Assigned task – Please set down every entry from the listing below, word for word.

+--

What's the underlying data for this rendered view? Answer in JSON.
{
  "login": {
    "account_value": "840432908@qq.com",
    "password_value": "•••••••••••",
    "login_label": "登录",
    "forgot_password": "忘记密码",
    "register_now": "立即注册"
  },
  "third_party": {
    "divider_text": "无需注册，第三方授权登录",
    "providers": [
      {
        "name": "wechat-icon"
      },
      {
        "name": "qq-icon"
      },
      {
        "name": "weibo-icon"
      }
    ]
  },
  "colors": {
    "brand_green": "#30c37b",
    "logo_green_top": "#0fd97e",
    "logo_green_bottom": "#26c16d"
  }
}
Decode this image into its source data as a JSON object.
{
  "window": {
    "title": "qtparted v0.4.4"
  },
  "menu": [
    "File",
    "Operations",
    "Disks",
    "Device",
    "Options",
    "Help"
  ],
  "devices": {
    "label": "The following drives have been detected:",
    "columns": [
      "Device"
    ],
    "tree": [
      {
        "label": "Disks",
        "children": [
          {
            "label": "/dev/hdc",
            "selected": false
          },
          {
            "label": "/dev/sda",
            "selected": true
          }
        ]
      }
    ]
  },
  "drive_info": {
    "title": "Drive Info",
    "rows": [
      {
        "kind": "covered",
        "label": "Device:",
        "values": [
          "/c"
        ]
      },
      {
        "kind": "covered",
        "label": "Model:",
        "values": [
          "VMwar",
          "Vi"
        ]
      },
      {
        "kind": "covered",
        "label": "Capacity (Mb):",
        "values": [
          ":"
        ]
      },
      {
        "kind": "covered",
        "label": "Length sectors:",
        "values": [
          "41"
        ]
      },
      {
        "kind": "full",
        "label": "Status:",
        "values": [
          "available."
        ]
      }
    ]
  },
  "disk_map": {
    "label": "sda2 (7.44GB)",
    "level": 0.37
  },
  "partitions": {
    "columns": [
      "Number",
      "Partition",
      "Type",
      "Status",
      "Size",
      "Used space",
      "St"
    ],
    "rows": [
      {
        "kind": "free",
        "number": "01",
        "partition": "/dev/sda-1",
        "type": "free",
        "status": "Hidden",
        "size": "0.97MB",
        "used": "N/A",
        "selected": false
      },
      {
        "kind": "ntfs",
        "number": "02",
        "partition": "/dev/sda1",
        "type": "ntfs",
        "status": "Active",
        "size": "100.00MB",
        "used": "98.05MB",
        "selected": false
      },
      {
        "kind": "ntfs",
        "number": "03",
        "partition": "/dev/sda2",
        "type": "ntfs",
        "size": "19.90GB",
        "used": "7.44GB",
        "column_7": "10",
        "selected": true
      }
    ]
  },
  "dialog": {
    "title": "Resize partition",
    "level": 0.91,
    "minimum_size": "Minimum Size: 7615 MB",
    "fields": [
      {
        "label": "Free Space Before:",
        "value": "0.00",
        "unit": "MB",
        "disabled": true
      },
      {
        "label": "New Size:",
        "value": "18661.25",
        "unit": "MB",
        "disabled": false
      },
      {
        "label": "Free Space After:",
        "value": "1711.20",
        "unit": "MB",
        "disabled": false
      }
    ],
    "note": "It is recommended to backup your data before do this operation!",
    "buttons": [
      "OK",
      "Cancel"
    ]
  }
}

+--

Exercise output –
What's the underlying data for this rendered view? Answer in JSON.
{
  "login": {
    "account_value": "840432908@qq.com",
    "password_value": "•••••••••••",
    "login_label": "登录",
    "forgot_password": "忘记密码",
    "register_now": "立即注册"
  },
  "third_party": {
    "divider_text": "无需注册，第三方授权登录",
    "providers": [
      {
        "name": "wechat-icon"
      },
      {
        "name": "qq-icon"
      },
      {
        "name": "weibo-icon"
      }
    ]
  },
  "colors": {
    "brand_green": "#30c37b",
    "logo_green_top": "#0fd97e",
    "logo_green_bottom": "#26c16d"
  }
}
Decode this image into its source data as a JSON object.
{
  "window": {
    "title": "qtparted v0.4.4"
  },
  "menu": [
    "File",
    "Operations",
    "Disks",
    "Device",
    "Options",
    "Help"
  ],
  "devices": {
    "label": "The following drives have been detected:",
    "columns": [
      "Device"
    ],
    "tree": [
      {
        "label": "Disks",
        "children": [
          {
            "label": "/dev/hdc",
            "selected": false
          },
          {
            "label": "/dev/sda",
            "selected": true
          }
        ]
      }
    ]
  },
  "drive_info": {
    "title": "Drive Info",
    "rows": [
      {
        "kind": "covered",
        "label": "Device:",
        "values": [
          "/c"
        ]
      },
      {
        "kind": "covered",
        "label": "Model:",
        "values": [
          "VMwar",
          "Vi"
        ]
      },
      {
        "kind": "covered",
        "label": "Capacity (Mb):",
        "values": [
          ":"
        ]
      },
      {
        "kind": "covered",
        "label": "Length sectors:",
        "values": [
          "41"
        ]
      },
      {
        "kind": "full",
        "label": "Status:",
        "values": [
          "available."
        ]
      }
    ]
  },
  "disk_map": {
    "label": "sda2 (7.44GB)",
    "level": 0.37
  },
  "partitions": {
    "columns": [
      "Number",
      "Partition",
      "Type",
      "Status",
      "Size",
      "Used space",
      "St"
    ],
    "rows": [
      {
        "kind": "free",
        "number": "01",
        "partition": "/dev/sda-1",
        "type": "free",
        "status": "Hidden",
        "size": "0.97MB",
        "used": "N/A",
        "selected": false
      },
      {
        "kind": "ntfs",
        "number": "02",
        "partition": "/dev/sda1",
        "type": "ntfs",
        "status": "Active",
        "size": "100.00MB",
        "used": "98.05MB",
        "selected": false
      },
      {
        "kind": "ntfs",
        "number": "03",
        "partition": "/dev/sda2",
        "type": "ntfs",
        "size": "19.90GB",
        "used": "7.44GB",
        "column_7": "10",
        "selected": true
      }
    ]
  },
  "dialog": {
    "title": "Resize partition",
    "level": 0.91,
    "minimum_size": "Minimum Size: 7615 MB",
    "fields": [
      {
        "label": "Free Space Before:",
        "value": "0.00",
        "unit": "MB",
        "disabled": true
      },
      {
        "label": "New Size:",
        "value": "18661.25",
        "unit": "MB",
        "disabled": false
      },
      {
        "label": "Free Space After:",
        "value": "1711.20",
        "unit": "MB",
        "disabled": false
      }
    ],
    "note": "It is recommended to backup your data before do this operation!",
    "buttons": [
      "OK",
      "Cancel"
    ]
  }
}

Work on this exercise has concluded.